## DIRECTIONS FOR THIS TASK
Repeat each entry below exactly.

#### TASK INPUT

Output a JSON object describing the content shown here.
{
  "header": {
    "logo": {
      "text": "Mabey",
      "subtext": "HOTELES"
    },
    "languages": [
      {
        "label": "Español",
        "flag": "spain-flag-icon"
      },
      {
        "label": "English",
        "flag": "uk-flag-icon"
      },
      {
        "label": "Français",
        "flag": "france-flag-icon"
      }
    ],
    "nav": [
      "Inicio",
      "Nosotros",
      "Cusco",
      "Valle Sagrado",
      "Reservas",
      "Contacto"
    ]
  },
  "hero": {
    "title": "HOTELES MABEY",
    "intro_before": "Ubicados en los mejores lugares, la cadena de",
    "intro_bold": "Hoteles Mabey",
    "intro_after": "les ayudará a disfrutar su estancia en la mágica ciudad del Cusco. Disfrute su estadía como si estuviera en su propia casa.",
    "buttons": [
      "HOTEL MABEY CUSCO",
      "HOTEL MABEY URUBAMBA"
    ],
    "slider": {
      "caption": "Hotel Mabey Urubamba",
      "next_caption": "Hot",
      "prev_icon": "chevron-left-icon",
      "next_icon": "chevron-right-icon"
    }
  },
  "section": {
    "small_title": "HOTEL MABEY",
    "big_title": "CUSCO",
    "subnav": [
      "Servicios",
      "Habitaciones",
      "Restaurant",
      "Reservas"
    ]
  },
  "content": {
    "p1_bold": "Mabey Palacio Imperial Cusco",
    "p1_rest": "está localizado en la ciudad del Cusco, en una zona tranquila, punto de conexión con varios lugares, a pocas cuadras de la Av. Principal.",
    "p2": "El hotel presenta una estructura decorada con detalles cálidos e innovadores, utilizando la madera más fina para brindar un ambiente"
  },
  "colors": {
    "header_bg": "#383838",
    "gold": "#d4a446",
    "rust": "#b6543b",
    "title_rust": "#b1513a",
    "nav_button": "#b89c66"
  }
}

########

## RESULT FOR THIS EXERCISE
Output a JSON object describing the content shown here.
{
  "header": {
    "logo": {
      "text": "Mabey",
      "subtext": "HOTELES"
    },
    "languages": [
      {
        "label": "Español",
        "flag": "spain-flag-icon"
      },
      {
        "label": "English",
        "flag": "uk-flag-icon"
      },
      {
        "label": "Français",
        "flag": "france-flag-icon"
      }
    ],
    "nav": [
      "Inicio",
      "Nosotros",
      "Cusco",
      "Valle Sagrado",
      "Reservas",
      "Contacto"
    ]
  },
  "hero": {
    "title": "HOTELES MABEY",
    "intro_before": "Ubicados en los mejores lugares, la cadena de",
    "intro_bold": "Hoteles Mabey",
    "intro_after": "les ayudará a disfrutar su estancia en la mágica ciudad del Cusco. Disfrute su estadía como si estuviera en su propia casa.",
    "buttons": [
      "HOTEL MABEY CUSCO",
      "HOTEL MABEY URUBAMBA"
    ],
    "slider": {
      "caption": "Hotel Mabey Urubamba",
      "next_caption": "Hot",
      "prev_icon": "chevron-left-icon",
      "next_icon": "chevron-right-icon"
    }
  },
  "section": {
    "small_title": "HOTEL MABEY",
    "big_title": "CUSCO",
    "subnav": [
      "Servicios",
      "Habitaciones",
      "Restaurant",
      "Reservas"
    ]
  },
  "content": {
    "p1_bold": "Mabey Palacio Imperial Cusco",
    "p1_rest": "está localizado en la ciudad del Cusco, en una zona tranquila, punto de conexión con varios lugares, a pocas cuadras de la Av. Principal.",
    "p2": "El hotel presenta una estructura decorada con detalles cálidos e innovadores, utilizando la madera más fina para brindar un ambiente"
  },
  "colors": {
    "header_bg": "#383838",
    "gold": "#d4a446",
    "rust": "#b6543b",
    "title_rust": "#b1513a",
    "nav_button": "#b89c66"
  }
}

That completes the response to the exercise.